The past month has been a difficult one, full of changes and hurdles. New home, no internet connection and suddenly news that made moving to a new apartment feel like something extremely trivial and secondary. Good news that, as life usually has it, came at a very inappropriate time. In these stressful and exciting days I also received my bottle of Fleur d’Iris. A perfume I have spotted quite randomly in one of my walk though’s in a local Maitre Parfumeur et Gantier retailer here in Athens and was astonished by its beauty and its inconspicuousness. I could not believe how little has been written about it and how few people praise its sensitive yet clear beauty. I have waited for some time to find a bottle at a good price, and finally my patience paid off.
If ever a perfume could conjure an idea of shyness this would be Fleur d’Iris for me. And don’t take me wrong, this is not because its quantifiable qualities, sillage, projection, lack in strength. They don’t! It is because Fleur d’Iris smells like blushing adolescent cheeks, admittedly coming from another era. The opening is decisively old fashioned. A big bouquet of roses, hyacinths, lily of the valley and violets spreads in the air and touches your skin with cool and humid petals. This is definitely not a cutting edge accord but in the great tradition of Maitre Parfumeur et Gantier creations it never aspires to be that. The idea of Fleur d’Iris is stepping on tradition and then instead of looking for a brand new twist, it digs deeper to find a hidden meaning. And this comes in the form of iris. The whisper of the precious rhizome starts to undermine the purity and naiveté of the opening accord. But it would have to be a very particular iris note to be able to do this. A powdery iris would simply enter the scene as the expectable play-mate to the cornucopia of cheerful flowers. The iris note in Fleur d’Iris is however the bluebird of irises, the doughy increment. Balmy and bitter, it coats the nose with the floury aftertaste of porridge. I can even get a hint of sweet-and-sour raw bread dough. I would go as far as saying that this reminds me of the iris note in the opening of many Guerlain perfumes. I love this note because it manages to bridge introspectiveness and sensuality and I have found myself chasing it while a perfume like Iris Ganache develops, only to loose its trail a little later, when louder and more conspicuous players enter the scene. This effect has always left me looking for more. Thankfully I found that in Fleur d’Iris. The doughy, bitter iris persists and goes on and on till the late drydown, hours later on my skin. It never leaves the stage and contradicts the youthful but conservative obviousness of the flowers. Like a girl who has just had her first dirty joke whispered to her ear, the flowers change, and they will never be the same.
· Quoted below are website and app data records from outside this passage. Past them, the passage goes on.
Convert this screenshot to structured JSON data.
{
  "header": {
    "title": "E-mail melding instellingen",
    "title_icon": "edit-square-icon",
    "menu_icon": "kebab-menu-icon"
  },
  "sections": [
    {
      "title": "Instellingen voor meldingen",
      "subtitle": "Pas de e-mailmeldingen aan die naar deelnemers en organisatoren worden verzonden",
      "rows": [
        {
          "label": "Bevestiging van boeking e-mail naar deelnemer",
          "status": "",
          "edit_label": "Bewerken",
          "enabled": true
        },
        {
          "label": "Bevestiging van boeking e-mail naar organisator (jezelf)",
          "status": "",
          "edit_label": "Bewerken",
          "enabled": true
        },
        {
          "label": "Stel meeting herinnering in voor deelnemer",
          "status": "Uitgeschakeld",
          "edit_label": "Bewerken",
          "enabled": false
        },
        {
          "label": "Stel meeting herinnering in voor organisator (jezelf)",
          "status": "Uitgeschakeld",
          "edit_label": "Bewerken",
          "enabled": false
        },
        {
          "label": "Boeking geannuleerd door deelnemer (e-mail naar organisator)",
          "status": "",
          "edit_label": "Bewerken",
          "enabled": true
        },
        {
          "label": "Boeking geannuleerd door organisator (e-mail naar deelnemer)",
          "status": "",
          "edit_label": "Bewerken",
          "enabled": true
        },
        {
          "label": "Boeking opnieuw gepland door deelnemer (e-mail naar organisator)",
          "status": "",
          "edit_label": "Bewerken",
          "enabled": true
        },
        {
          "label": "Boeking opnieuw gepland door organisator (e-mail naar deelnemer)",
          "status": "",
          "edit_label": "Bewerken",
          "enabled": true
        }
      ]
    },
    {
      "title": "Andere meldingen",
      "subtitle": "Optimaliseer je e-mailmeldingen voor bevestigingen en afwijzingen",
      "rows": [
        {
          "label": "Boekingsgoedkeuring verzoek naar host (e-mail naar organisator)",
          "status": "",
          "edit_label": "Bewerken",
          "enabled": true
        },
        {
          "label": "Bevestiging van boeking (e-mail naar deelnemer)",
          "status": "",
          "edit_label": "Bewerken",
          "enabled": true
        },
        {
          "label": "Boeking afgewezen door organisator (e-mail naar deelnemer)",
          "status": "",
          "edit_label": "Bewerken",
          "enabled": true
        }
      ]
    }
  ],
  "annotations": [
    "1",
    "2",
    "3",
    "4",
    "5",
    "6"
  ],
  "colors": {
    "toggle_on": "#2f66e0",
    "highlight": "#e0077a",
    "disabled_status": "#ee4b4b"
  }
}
Fleur d’Iris is delicate but tenacious. Its longevity is nowhere near what one would expect from the timidity of iris. It lasts for hours and hours and envelops the wearer in an elastic, oily, slightly leathery bubble. Admittedly it is rather feminine with the trademark Maitre Parfumeur et Gantier rose-violet accord laced with the characteristic effervescent je-ne-sais-quoi of the Muskissime series. But the suede, doughy iris makes the wearing experience unique. The fleeting starchy quality of iris is fixed through the magic of Jean Laporte in a perpetual, sensual olfactory drape. A very natural vanillic note and a hint of incense trail the drydown of this elegant beauty. Very few reviews have been written about this delicate masterpiece, the only dedicated review I found is from The Non Blonde and Gaia also notices the similarities with a certain Guerlain accord although she focuses more on the violet and less on the iris. Like she says, Fleur d’Iris is not ground-breaking. Most feminine MP&G fragrances aren’t but who needs provocation when you can have a perfectly balanced, nuanced in perfect detail, solid, natural smelling composition? And this comes from someone who is actively seeking provocation in perfume. After all with Iris Bleu Gris the house has given me all the provocation I need.
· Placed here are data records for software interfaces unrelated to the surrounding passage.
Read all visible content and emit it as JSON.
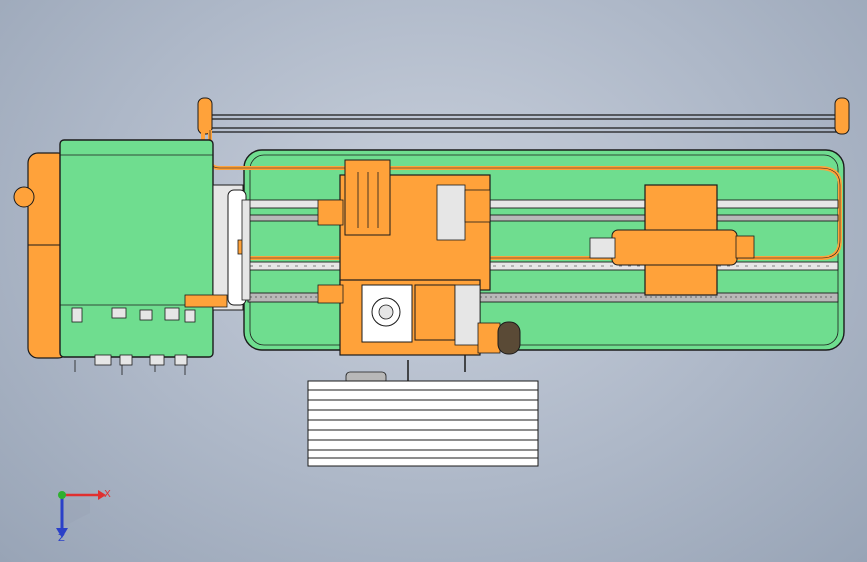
{
  "viewport": {
    "background": "#b2bccb"
  },
  "model": {
    "colors": {
      "bed": "#6fdd8f",
      "casting": "#ffa23a",
      "casting_dark": "#d97a14",
      "outline": "#1b1b1b",
      "steel": "#e6e6e6",
      "gray": "#b8b8b8",
      "motor": "#5a4a36"
    }
  },
  "triad": {
    "x_label": "X",
    "z_label": "Z",
    "x_color": "#e03030",
    "y_color": "#2fb02f",
    "z_color": "#2a40c8"
  }
}
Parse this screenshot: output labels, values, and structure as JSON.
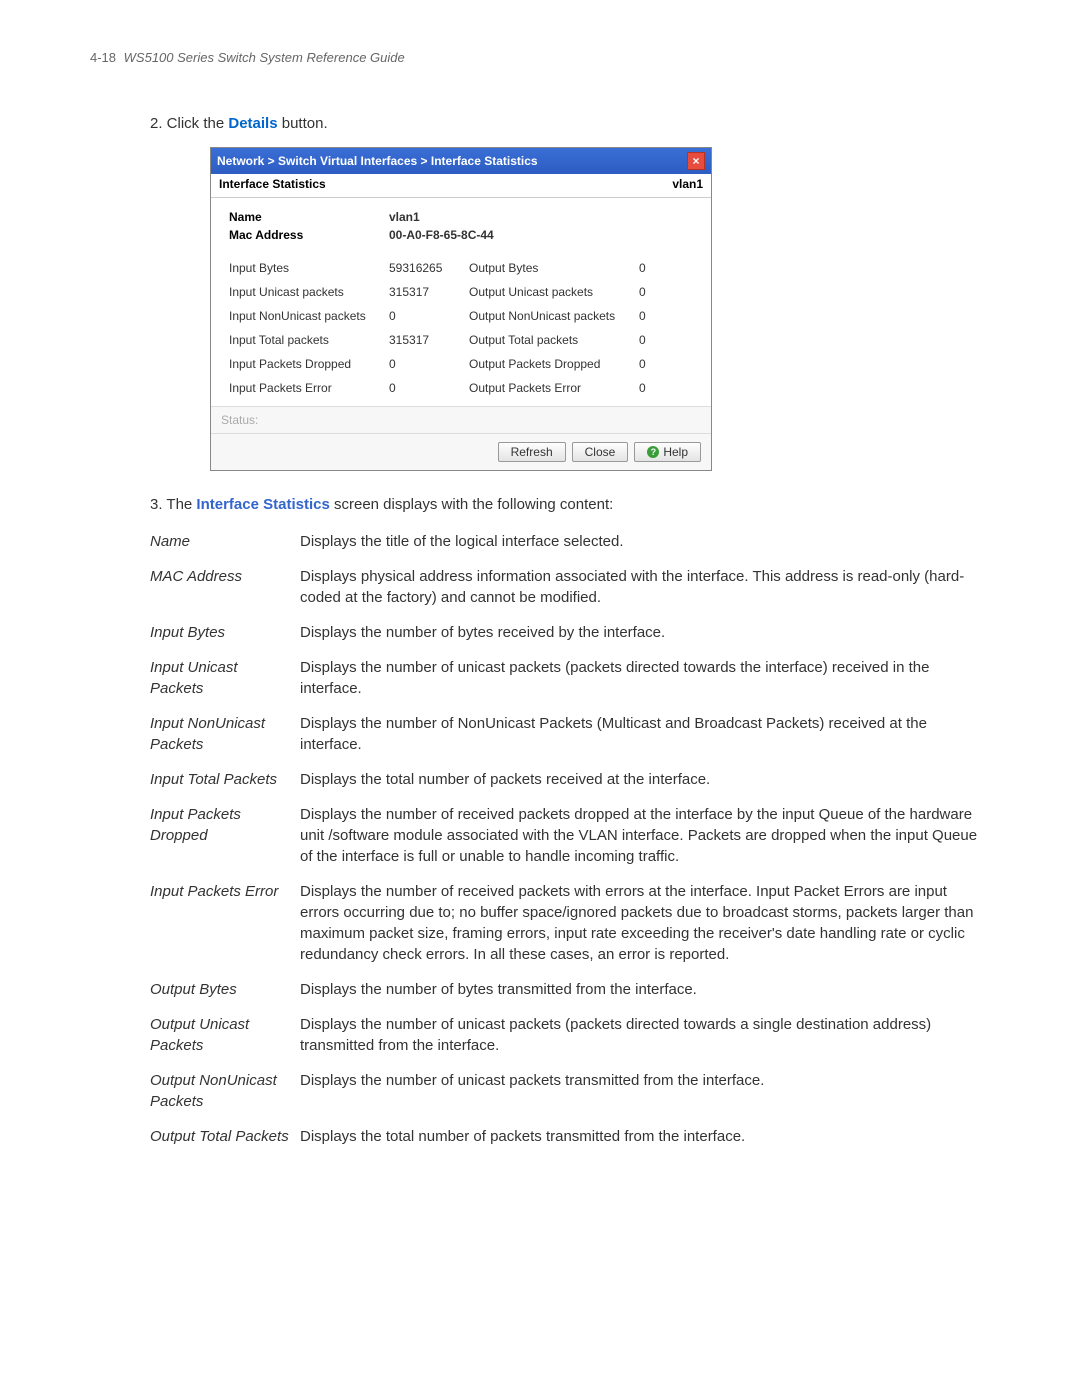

Notes from my nose: Rose, Violet, Iris, Vanilla, Incense
Notes from Parfumo: Ambergris, Iris, Jasmine, Rose, Violet, Vetiver
MemoryOfScent by Christos Karageorgos is licensed under a Creative Commons Attribution-NoDerivs 3.0 Unported License.